**MATERIAL SUPPLIED**.
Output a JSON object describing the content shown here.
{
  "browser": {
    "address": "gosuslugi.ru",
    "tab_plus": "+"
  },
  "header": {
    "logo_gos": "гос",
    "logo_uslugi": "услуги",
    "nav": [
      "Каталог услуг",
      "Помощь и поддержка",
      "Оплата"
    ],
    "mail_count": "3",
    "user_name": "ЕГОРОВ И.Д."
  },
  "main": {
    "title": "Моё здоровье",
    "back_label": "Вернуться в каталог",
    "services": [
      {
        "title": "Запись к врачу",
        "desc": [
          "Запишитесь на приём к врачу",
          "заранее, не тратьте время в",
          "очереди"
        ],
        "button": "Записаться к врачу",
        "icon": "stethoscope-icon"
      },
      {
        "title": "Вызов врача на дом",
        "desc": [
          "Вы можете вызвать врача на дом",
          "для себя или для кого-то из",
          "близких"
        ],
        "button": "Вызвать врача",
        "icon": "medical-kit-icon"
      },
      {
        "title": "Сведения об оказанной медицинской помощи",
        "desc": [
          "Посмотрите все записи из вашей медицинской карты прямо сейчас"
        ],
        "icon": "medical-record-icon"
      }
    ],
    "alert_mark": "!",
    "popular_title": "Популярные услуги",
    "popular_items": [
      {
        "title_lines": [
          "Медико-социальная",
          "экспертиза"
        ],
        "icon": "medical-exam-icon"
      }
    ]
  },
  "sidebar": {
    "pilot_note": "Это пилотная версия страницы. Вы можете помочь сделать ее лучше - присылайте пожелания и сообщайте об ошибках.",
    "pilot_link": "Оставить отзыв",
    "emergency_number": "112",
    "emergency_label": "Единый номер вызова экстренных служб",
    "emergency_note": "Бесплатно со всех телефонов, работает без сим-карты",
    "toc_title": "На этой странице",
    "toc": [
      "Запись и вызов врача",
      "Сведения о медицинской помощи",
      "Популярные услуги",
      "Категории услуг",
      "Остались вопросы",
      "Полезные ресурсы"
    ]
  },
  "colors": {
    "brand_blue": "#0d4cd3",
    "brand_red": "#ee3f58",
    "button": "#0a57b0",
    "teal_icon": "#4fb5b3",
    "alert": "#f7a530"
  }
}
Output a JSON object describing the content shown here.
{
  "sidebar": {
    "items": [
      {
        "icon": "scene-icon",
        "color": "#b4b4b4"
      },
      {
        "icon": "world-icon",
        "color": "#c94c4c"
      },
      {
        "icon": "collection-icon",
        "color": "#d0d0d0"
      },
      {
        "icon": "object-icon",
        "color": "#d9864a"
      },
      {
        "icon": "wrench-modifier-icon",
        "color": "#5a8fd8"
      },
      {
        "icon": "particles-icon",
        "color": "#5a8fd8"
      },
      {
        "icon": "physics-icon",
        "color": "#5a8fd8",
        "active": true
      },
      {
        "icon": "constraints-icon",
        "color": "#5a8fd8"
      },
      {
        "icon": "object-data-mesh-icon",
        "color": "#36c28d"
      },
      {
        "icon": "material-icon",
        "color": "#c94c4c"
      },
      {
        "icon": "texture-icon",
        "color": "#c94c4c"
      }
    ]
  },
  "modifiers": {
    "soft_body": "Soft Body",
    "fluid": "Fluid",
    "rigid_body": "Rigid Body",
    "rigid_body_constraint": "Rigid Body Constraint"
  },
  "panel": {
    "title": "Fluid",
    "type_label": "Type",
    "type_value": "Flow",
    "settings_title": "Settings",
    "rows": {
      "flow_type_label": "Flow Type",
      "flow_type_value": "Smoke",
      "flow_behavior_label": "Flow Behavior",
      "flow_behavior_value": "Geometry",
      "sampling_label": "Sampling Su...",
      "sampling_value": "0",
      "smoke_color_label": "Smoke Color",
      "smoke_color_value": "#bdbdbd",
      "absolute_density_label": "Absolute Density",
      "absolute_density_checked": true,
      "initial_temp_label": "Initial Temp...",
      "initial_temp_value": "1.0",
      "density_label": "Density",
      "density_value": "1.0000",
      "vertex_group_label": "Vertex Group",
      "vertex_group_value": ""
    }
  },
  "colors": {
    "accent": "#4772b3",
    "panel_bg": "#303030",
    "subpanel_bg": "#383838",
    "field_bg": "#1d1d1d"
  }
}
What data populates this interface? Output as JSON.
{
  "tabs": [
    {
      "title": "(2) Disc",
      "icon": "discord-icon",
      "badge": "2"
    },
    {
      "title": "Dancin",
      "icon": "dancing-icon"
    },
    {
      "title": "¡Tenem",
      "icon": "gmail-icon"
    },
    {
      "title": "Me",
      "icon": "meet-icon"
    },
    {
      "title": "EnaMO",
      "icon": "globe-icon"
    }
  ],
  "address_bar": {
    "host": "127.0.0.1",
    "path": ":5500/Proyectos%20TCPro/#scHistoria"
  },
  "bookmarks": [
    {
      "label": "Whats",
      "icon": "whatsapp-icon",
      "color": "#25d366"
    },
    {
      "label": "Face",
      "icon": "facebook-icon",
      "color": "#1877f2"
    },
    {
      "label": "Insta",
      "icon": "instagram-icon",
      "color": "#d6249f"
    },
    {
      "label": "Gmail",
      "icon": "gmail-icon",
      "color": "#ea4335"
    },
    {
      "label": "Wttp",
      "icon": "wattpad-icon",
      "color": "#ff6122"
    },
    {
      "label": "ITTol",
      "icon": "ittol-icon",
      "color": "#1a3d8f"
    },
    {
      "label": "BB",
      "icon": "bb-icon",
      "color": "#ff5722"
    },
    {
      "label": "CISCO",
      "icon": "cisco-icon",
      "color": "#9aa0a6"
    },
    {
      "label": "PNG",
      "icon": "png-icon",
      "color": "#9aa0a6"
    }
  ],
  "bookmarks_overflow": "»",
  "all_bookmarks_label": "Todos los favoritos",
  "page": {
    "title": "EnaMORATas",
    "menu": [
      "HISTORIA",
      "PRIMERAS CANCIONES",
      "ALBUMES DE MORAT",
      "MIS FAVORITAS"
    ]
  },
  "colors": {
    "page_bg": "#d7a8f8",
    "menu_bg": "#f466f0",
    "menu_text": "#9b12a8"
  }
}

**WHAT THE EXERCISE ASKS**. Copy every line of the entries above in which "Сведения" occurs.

**SOLVED EXERCISE**.
        "title": "Сведения об оказанной медицинской помощи",
      "Сведения о медицинской помощи",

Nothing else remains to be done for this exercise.